PROBLEM TO SOLVE: All lines in the data that hold the word "icon" need copying.

━━━━━ EXERCISE INPUT ━━━━━

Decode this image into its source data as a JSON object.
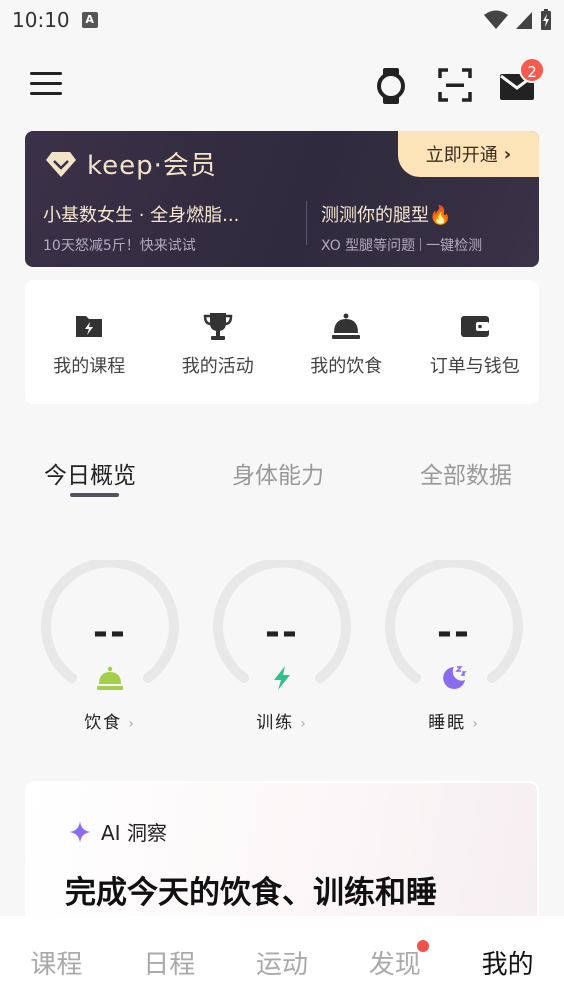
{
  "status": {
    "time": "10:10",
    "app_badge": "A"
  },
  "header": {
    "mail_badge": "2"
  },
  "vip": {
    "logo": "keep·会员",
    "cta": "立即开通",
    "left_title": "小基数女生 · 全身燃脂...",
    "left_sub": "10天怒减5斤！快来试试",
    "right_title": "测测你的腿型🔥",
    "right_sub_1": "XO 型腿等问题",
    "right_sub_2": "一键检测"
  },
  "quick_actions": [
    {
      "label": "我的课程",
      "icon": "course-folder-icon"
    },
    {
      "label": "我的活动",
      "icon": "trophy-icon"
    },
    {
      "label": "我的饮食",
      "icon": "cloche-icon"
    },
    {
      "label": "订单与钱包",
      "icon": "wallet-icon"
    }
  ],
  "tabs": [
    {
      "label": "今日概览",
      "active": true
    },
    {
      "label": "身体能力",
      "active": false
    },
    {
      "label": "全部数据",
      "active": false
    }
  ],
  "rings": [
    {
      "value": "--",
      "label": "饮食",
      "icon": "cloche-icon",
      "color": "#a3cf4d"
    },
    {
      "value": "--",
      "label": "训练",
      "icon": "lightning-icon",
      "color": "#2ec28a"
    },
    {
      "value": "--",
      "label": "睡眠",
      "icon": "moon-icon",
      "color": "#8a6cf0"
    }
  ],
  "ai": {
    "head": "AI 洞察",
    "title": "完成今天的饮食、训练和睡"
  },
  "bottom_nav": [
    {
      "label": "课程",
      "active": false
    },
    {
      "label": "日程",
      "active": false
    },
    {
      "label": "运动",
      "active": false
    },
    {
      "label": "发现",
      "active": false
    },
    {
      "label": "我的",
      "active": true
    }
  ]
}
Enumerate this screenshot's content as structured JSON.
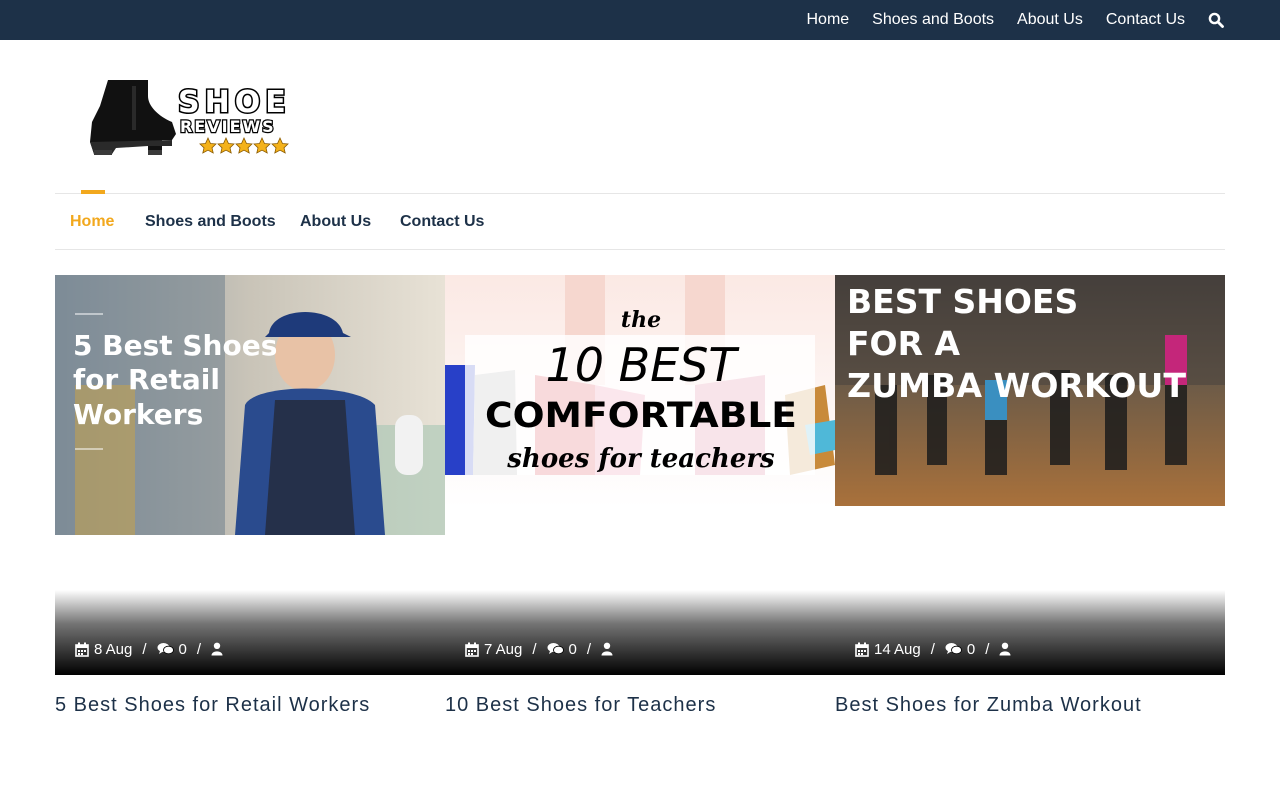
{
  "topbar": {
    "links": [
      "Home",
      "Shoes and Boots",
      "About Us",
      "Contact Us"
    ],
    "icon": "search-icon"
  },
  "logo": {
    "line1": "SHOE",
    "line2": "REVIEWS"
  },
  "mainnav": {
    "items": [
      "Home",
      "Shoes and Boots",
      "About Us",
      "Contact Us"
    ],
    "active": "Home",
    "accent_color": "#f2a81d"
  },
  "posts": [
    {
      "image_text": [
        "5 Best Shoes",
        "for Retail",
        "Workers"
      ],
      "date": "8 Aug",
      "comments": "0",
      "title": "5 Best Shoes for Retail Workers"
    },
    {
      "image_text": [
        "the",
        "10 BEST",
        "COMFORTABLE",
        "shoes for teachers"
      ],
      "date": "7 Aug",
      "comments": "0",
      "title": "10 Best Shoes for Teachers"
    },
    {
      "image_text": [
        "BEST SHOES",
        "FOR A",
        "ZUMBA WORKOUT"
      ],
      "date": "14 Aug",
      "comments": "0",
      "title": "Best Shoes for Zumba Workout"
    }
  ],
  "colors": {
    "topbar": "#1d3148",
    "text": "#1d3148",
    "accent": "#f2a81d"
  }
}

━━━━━
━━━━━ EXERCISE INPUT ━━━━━

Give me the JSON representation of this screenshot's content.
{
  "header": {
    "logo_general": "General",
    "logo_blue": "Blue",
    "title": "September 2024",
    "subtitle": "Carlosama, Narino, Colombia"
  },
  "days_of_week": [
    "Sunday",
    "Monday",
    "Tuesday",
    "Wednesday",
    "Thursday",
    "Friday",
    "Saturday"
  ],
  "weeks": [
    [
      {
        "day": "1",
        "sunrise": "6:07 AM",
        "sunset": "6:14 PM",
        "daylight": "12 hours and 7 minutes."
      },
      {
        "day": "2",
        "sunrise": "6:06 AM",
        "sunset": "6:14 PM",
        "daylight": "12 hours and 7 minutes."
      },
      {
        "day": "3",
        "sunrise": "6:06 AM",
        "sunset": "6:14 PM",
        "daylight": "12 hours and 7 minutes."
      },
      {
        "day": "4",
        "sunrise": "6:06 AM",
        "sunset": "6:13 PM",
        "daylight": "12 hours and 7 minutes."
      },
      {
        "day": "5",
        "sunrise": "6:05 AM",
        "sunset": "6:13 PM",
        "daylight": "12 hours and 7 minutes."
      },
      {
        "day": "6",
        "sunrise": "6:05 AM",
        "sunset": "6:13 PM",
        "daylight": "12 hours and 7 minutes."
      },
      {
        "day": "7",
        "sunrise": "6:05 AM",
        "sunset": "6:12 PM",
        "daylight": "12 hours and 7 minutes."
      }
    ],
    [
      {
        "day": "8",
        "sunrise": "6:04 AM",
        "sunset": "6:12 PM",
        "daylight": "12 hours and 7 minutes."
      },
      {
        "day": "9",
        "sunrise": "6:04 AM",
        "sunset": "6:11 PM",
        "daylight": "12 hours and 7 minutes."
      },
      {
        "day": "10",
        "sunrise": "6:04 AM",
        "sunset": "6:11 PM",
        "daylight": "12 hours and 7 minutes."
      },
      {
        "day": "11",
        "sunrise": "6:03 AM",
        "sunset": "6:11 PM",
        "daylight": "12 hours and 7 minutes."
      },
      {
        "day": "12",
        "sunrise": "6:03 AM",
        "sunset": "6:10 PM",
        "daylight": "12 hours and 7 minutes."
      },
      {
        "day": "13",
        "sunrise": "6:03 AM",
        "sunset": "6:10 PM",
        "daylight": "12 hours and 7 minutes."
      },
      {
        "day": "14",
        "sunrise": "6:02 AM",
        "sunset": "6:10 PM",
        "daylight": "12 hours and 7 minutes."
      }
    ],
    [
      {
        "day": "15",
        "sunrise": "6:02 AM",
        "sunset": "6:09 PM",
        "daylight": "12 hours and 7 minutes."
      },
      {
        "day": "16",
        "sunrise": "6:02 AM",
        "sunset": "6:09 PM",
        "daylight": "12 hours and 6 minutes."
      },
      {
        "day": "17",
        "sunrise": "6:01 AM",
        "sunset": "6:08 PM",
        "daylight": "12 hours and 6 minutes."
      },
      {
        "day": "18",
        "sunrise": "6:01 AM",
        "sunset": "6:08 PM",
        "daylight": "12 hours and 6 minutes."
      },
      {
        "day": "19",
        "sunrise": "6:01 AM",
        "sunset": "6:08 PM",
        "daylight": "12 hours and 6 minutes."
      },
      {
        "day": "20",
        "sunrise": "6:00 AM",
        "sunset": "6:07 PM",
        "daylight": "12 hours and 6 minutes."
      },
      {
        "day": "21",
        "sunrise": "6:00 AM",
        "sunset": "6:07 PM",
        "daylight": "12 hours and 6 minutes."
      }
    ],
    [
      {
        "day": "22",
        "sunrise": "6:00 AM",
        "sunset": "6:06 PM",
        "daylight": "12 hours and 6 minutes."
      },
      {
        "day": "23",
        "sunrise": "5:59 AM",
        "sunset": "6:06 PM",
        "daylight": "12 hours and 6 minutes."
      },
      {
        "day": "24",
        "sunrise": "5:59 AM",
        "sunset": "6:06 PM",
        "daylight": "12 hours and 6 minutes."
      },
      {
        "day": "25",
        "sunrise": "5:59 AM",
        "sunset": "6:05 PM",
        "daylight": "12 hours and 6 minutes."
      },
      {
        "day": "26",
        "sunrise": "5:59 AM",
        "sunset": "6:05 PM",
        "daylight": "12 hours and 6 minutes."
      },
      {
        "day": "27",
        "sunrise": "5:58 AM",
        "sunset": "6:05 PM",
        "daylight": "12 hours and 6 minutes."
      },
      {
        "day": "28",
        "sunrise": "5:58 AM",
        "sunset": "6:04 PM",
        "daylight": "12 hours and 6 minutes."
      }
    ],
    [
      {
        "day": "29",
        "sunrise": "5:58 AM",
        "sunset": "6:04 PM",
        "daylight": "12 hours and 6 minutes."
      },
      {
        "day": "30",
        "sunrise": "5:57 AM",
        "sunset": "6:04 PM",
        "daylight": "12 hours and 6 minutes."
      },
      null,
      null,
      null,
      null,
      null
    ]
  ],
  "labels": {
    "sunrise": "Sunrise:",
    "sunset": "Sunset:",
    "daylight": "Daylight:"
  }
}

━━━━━
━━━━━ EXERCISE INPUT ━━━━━

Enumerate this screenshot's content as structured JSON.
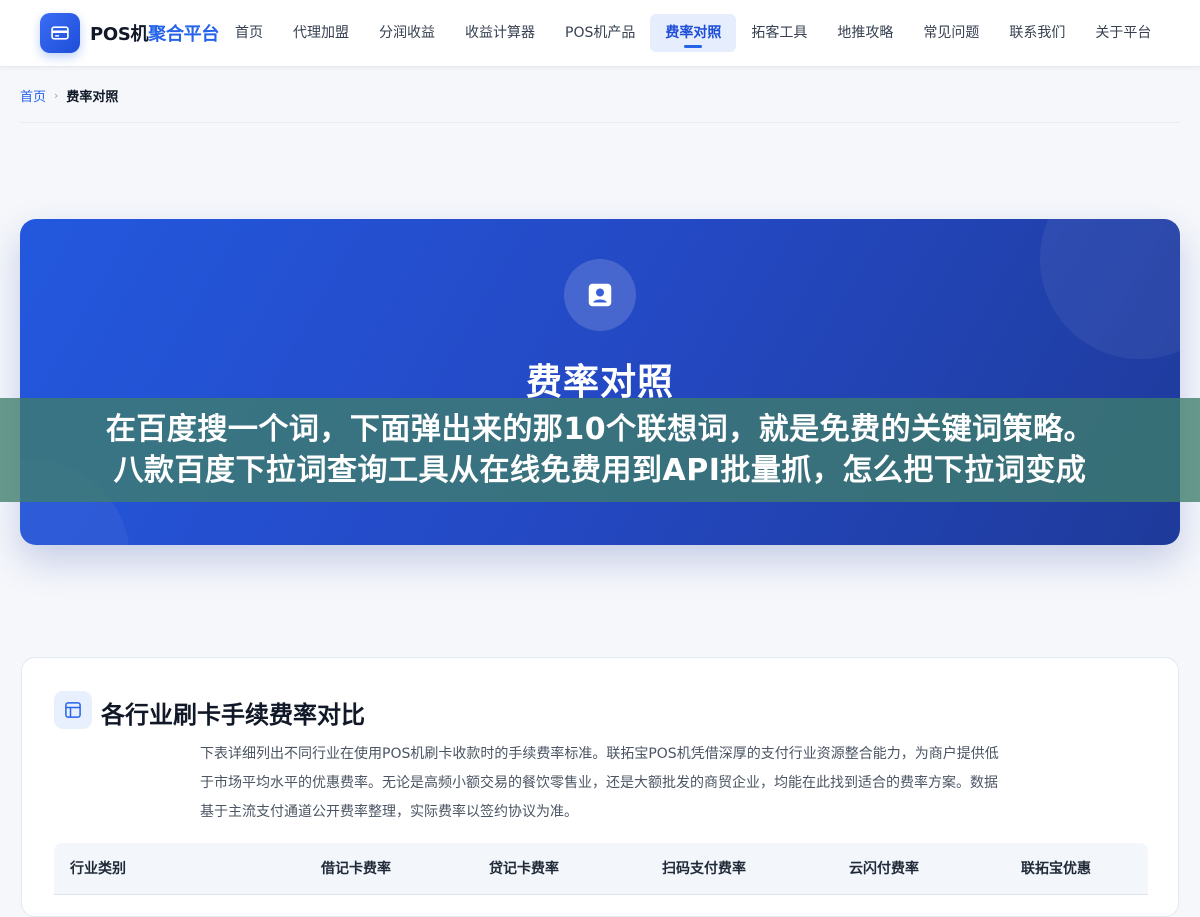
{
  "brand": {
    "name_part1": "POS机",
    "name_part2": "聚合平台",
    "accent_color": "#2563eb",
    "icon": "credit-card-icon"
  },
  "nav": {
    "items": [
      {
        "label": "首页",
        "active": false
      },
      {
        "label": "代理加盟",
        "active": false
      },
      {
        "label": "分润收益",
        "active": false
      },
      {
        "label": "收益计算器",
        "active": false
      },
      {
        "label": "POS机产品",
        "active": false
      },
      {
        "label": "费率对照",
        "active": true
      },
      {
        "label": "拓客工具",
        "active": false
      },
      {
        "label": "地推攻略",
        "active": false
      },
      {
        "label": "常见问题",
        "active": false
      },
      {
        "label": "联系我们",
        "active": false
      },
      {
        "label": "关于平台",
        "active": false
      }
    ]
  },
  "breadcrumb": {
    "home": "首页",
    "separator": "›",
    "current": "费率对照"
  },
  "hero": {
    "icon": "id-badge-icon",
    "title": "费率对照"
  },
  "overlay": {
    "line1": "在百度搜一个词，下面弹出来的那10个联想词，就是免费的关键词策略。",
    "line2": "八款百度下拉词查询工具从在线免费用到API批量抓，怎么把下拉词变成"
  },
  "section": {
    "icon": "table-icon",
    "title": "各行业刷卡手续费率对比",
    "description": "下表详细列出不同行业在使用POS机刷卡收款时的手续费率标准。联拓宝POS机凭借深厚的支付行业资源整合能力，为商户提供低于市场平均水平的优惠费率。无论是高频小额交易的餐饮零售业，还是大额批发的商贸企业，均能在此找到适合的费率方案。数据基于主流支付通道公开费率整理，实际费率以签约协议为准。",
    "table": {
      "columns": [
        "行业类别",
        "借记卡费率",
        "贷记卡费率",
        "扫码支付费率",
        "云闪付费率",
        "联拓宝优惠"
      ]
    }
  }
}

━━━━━

ANSWER TO THIS PROBLEM:
      "icon": "course-folder-icon"
      "icon": "trophy-icon"
      "icon": "cloche-icon"
      "icon": "wallet-icon"
      "icon": "cloche-icon",
      "icon": "lightning-icon",
      "icon": "moon-icon",
    "icon": "search-icon"
    "icon": "credit-card-icon"
    "icon": "id-badge-icon",
    "icon": "table-icon",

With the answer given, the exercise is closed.